• **PROBLEM REQUIREMENTS**
For each entry in the listing, produce an exact copy.

• **RECORDS**
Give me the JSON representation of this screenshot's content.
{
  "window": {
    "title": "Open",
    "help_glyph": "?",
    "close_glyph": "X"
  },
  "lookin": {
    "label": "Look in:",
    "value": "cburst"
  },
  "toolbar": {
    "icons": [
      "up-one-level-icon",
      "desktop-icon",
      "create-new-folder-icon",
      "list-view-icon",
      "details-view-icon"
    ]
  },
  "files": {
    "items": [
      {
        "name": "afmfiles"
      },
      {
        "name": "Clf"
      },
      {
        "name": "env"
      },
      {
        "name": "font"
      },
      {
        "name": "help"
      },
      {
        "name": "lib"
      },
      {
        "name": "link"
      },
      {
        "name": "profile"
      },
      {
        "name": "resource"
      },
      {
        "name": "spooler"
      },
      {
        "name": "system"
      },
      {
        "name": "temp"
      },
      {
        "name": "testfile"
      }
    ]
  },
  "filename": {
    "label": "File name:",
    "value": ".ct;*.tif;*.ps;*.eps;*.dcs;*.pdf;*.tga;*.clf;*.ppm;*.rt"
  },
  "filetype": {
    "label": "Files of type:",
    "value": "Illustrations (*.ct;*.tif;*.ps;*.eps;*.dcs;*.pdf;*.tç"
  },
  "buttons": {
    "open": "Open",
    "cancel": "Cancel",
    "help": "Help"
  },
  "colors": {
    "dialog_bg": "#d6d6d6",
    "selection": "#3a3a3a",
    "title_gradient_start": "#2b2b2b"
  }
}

• **RESPONSE FOR THIS EXERCISE**
Give me the JSON representation of this screenshot's content.
{
  "window": {
    "title": "Open",
    "help_glyph": "?",
    "close_glyph": "X"
  },
  "lookin": {
    "label": "Look in:",
    "value": "cburst"
  },
  "toolbar": {
    "icons": [
      "up-one-level-icon",
      "desktop-icon",
      "create-new-folder-icon",
      "list-view-icon",
      "details-view-icon"
    ]
  },
  "files": {
    "items": [
      {
        "name": "afmfiles"
      },
      {
        "name": "Clf"
      },
      {
        "name": "env"
      },
      {
        "name": "font"
      },
      {
        "name": "help"
      },
      {
        "name": "lib"
      },
      {
        "name": "link"
      },
      {
        "name": "profile"
      },
      {
        "name": "resource"
      },
      {
        "name": "spooler"
      },
      {
        "name": "system"
      },
      {
        "name": "temp"
      },
      {
        "name": "testfile"
      }
    ]
  },
  "filename": {
    "label": "File name:",
    "value": ".ct;*.tif;*.ps;*.eps;*.dcs;*.pdf;*.tga;*.clf;*.ppm;*.rt"
  },
  "filetype": {
    "label": "Files of type:",
    "value": "Illustrations (*.ct;*.tif;*.ps;*.eps;*.dcs;*.pdf;*.tç"
  },
  "buttons": {
    "open": "Open",
    "cancel": "Cancel",
    "help": "Help"
  },
  "colors": {
    "dialog_bg": "#d6d6d6",
    "selection": "#3a3a3a",
    "title_gradient_start": "#2b2b2b"
  }
}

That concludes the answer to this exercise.